───── Provided material ─────

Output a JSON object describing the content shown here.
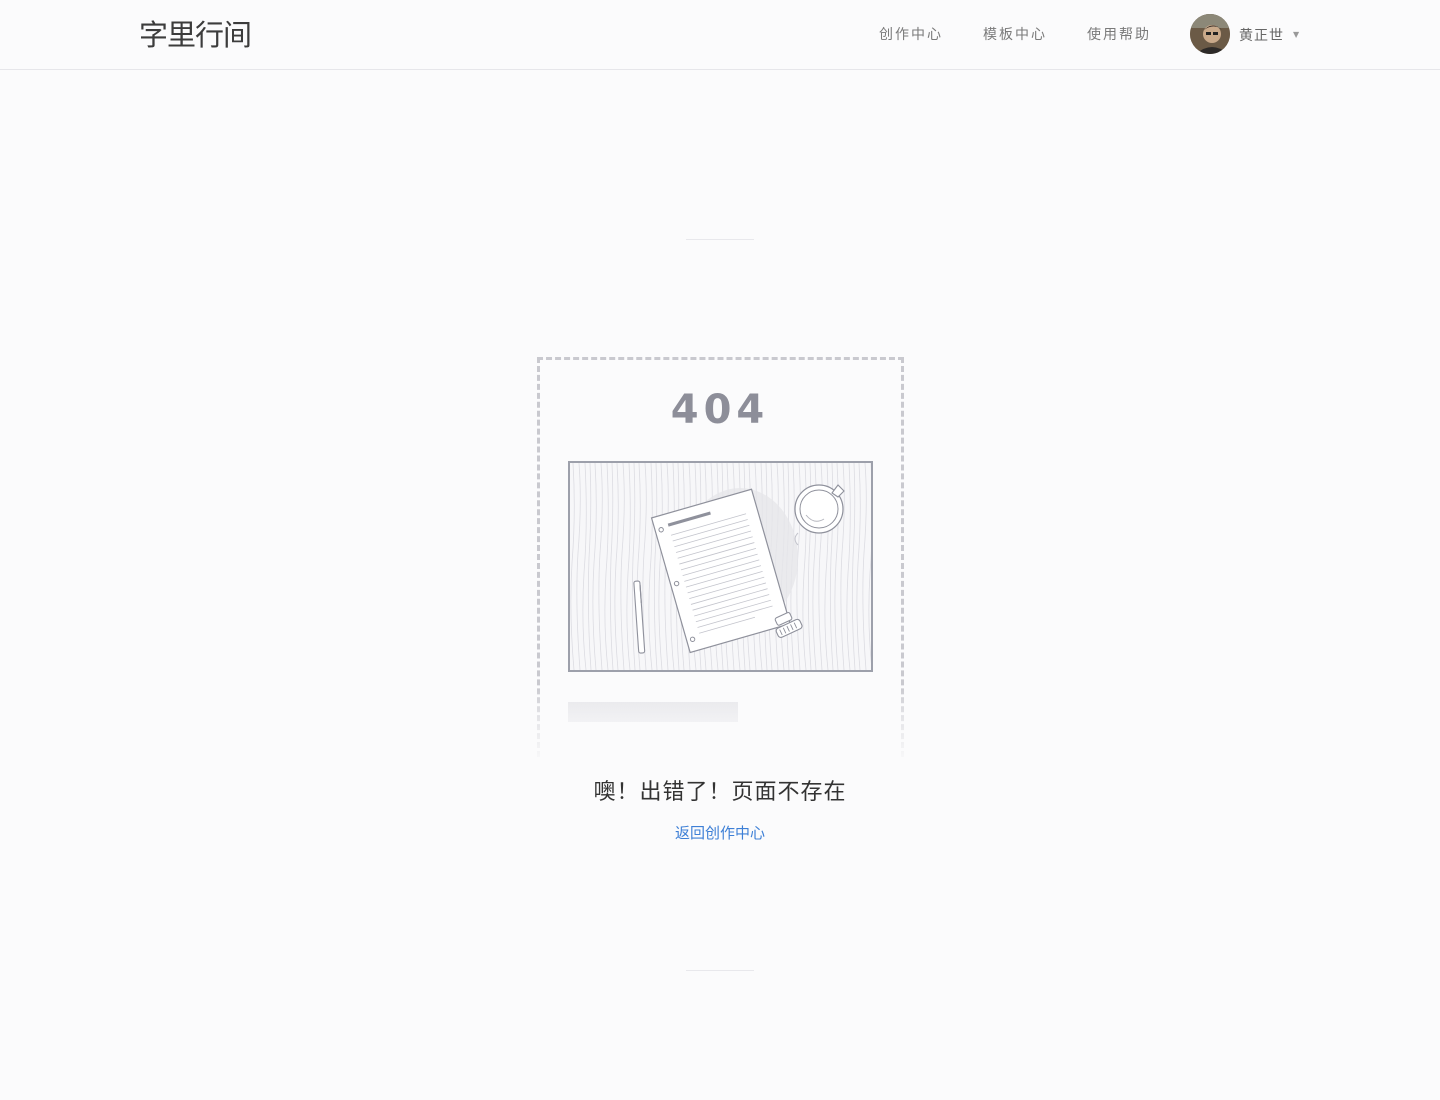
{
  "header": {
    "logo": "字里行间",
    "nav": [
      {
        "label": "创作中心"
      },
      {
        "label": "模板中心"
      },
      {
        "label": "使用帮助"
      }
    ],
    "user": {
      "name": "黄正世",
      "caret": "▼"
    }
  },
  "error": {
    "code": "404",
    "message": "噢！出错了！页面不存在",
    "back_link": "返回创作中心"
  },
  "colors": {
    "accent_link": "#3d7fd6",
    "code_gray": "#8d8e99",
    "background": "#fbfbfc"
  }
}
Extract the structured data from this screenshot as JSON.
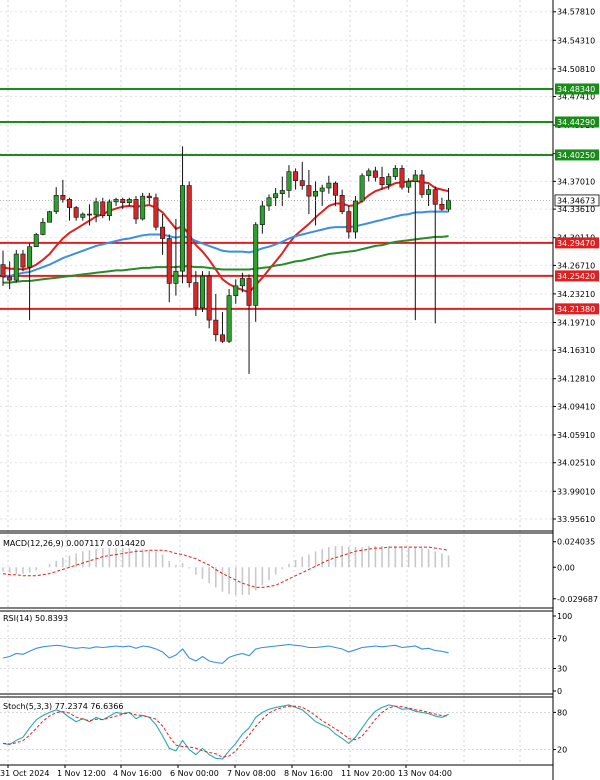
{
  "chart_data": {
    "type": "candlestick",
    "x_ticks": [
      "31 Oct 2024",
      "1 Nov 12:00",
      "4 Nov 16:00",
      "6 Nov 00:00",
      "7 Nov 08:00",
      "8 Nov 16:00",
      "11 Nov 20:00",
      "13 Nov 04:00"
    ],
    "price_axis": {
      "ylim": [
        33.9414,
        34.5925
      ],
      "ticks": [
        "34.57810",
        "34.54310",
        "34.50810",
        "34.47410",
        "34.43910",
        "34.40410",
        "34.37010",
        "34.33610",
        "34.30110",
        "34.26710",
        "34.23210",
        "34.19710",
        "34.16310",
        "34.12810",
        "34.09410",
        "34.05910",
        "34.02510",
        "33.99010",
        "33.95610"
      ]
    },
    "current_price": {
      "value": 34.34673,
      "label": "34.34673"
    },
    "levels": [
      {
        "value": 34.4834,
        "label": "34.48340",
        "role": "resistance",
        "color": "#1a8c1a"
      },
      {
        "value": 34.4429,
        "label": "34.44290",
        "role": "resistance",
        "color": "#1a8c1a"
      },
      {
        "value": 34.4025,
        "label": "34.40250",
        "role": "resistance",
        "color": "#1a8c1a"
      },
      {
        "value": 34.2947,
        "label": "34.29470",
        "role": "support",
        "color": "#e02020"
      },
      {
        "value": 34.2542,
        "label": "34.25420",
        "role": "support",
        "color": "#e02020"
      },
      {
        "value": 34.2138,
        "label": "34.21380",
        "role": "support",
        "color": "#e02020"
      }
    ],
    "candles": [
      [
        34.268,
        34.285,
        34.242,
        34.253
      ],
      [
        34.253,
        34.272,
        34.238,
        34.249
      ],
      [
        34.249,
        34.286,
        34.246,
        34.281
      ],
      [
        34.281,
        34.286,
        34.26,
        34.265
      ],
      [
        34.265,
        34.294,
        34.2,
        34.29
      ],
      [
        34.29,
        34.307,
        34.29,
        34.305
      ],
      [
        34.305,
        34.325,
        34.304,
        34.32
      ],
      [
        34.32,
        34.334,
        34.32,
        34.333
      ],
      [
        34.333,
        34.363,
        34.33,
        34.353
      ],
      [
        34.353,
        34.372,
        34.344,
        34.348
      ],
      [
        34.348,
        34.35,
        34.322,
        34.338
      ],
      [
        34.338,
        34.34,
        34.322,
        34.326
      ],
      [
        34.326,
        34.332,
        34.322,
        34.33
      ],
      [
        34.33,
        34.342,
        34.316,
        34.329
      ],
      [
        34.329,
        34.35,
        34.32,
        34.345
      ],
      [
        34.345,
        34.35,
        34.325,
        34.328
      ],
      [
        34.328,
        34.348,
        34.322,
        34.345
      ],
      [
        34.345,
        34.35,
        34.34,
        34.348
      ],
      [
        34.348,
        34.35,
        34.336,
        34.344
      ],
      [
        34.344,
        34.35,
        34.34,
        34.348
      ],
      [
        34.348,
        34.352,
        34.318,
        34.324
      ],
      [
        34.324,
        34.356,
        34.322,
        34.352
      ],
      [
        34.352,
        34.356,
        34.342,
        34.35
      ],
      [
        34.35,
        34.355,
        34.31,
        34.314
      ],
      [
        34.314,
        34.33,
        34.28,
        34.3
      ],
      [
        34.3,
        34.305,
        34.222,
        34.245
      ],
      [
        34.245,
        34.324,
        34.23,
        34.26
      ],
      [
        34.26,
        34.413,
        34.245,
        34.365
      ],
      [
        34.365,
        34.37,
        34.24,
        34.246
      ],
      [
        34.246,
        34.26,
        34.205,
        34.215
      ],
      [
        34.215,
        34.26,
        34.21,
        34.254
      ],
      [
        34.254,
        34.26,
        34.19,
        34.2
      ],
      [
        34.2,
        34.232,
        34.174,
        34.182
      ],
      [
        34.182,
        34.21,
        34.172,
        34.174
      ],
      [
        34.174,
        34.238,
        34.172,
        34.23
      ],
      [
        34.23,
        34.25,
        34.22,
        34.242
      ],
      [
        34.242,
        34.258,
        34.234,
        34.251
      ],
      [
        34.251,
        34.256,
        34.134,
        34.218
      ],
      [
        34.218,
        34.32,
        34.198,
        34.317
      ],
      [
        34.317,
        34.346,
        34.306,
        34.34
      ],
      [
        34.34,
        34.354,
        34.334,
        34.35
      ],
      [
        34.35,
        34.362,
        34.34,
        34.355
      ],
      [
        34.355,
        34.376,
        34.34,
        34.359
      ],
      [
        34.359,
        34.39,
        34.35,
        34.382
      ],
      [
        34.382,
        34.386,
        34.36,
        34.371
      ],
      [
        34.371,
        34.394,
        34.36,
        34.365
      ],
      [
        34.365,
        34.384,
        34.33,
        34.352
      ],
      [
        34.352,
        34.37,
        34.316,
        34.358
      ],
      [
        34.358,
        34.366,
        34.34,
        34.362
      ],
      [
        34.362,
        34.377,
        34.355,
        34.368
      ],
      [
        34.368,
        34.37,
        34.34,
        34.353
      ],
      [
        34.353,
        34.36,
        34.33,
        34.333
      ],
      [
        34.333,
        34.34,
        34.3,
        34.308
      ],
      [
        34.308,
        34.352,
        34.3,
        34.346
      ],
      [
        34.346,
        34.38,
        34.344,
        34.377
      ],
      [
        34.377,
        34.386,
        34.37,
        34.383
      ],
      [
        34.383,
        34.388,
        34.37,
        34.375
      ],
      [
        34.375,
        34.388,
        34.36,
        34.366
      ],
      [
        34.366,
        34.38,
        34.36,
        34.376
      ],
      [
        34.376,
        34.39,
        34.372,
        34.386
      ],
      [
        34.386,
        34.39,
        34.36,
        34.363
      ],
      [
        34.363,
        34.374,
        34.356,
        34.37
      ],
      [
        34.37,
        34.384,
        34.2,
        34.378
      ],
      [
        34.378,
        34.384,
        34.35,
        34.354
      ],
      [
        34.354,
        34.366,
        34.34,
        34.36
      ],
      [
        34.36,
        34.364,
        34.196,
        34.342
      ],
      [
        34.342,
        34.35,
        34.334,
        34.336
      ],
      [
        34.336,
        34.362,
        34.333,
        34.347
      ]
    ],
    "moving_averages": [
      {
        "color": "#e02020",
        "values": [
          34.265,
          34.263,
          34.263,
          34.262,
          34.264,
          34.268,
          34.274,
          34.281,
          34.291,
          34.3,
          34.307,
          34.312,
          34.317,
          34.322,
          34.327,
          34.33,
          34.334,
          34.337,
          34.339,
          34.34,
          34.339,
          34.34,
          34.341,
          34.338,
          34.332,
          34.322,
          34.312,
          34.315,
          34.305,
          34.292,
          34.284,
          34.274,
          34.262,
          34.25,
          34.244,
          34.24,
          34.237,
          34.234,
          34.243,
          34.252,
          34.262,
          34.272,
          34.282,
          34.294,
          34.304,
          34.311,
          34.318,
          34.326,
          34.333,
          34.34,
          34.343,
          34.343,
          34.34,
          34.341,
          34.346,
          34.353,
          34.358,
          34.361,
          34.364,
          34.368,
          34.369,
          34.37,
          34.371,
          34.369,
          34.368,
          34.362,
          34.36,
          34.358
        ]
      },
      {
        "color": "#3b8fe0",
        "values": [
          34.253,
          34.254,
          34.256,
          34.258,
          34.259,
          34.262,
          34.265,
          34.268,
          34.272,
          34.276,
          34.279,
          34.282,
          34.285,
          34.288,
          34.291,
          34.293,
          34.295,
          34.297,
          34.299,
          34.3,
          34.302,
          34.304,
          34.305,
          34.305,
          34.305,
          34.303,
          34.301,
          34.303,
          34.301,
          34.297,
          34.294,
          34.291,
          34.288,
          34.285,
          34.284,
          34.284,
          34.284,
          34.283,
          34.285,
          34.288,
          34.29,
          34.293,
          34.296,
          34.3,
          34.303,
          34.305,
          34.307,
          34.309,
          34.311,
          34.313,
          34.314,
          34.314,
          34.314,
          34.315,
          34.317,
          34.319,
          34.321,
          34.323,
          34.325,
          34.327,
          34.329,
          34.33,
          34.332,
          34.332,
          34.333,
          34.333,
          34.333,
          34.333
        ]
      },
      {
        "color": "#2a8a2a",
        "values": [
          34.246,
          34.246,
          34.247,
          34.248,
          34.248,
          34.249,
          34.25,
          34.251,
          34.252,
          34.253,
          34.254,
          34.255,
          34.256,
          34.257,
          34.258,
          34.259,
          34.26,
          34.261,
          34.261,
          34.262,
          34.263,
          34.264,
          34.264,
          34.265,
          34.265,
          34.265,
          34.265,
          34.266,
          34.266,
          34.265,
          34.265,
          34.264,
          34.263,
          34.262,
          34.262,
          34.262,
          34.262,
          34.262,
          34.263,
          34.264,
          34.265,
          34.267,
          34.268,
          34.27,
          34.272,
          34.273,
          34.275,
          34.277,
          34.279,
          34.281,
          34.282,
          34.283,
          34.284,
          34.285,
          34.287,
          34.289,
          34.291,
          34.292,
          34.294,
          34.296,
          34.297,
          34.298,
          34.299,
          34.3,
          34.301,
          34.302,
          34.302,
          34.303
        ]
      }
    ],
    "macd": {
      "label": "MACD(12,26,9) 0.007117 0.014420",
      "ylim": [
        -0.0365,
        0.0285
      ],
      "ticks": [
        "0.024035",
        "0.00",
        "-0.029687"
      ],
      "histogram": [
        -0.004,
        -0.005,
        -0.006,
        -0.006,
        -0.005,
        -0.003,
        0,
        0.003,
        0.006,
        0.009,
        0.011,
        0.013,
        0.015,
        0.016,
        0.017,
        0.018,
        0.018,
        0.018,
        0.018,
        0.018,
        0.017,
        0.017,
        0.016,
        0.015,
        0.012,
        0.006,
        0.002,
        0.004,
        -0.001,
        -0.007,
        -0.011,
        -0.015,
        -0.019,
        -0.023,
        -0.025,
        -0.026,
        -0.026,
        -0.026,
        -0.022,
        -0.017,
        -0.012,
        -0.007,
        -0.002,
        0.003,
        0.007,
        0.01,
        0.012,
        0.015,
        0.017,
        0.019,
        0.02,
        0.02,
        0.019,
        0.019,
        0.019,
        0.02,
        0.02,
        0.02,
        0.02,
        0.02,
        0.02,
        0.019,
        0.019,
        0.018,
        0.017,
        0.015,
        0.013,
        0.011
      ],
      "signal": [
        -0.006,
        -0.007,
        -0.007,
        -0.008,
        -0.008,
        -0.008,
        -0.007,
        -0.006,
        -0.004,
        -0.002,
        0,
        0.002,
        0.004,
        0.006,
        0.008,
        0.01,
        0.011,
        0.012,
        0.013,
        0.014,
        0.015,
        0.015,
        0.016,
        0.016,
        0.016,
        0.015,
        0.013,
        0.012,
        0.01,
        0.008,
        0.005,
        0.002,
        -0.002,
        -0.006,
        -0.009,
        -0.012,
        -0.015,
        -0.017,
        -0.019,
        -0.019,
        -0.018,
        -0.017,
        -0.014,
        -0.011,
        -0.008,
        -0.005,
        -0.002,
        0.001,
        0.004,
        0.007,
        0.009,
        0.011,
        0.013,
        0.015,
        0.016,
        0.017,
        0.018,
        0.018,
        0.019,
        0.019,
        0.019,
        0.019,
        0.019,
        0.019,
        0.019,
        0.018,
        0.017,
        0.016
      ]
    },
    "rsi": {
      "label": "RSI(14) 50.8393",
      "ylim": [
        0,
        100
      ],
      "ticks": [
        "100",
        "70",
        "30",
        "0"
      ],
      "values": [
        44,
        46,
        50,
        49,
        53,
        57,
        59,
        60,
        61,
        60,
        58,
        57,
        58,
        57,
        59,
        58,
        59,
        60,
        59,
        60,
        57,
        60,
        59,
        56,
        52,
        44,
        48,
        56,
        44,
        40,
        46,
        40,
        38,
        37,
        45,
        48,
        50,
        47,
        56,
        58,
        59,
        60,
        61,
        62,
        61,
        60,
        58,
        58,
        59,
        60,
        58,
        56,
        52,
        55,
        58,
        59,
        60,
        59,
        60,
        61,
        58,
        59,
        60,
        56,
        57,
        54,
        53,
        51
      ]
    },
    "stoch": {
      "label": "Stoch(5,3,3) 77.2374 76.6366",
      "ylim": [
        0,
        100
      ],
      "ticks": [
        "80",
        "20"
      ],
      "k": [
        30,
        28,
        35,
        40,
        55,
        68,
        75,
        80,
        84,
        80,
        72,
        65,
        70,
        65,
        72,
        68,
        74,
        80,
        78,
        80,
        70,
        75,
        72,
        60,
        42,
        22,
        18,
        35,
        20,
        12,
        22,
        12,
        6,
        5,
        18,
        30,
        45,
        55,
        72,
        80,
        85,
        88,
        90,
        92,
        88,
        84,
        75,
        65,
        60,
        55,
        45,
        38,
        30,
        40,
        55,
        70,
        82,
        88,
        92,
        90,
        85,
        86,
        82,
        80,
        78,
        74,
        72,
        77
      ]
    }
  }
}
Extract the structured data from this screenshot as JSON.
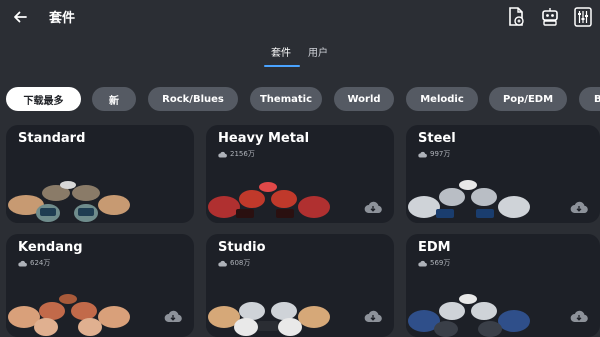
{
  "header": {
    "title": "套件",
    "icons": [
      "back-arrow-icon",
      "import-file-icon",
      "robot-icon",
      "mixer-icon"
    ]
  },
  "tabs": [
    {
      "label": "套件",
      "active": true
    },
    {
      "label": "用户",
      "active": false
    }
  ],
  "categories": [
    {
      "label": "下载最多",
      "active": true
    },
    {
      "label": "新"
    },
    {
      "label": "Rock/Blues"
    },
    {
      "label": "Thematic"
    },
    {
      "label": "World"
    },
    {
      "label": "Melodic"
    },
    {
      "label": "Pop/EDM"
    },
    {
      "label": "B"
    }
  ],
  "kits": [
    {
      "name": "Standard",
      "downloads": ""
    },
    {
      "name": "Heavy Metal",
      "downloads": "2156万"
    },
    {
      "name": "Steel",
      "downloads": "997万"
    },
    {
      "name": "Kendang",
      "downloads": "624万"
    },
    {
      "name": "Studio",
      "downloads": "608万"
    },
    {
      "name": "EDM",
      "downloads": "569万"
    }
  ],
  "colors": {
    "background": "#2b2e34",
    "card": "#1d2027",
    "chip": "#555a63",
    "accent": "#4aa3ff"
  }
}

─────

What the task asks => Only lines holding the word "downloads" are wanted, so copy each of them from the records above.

Answer below =>
      "downloads": ""
      "downloads": "2156万"
      "downloads": "997万"
      "downloads": "624万"
      "downloads": "608万"
      "downloads": "569万"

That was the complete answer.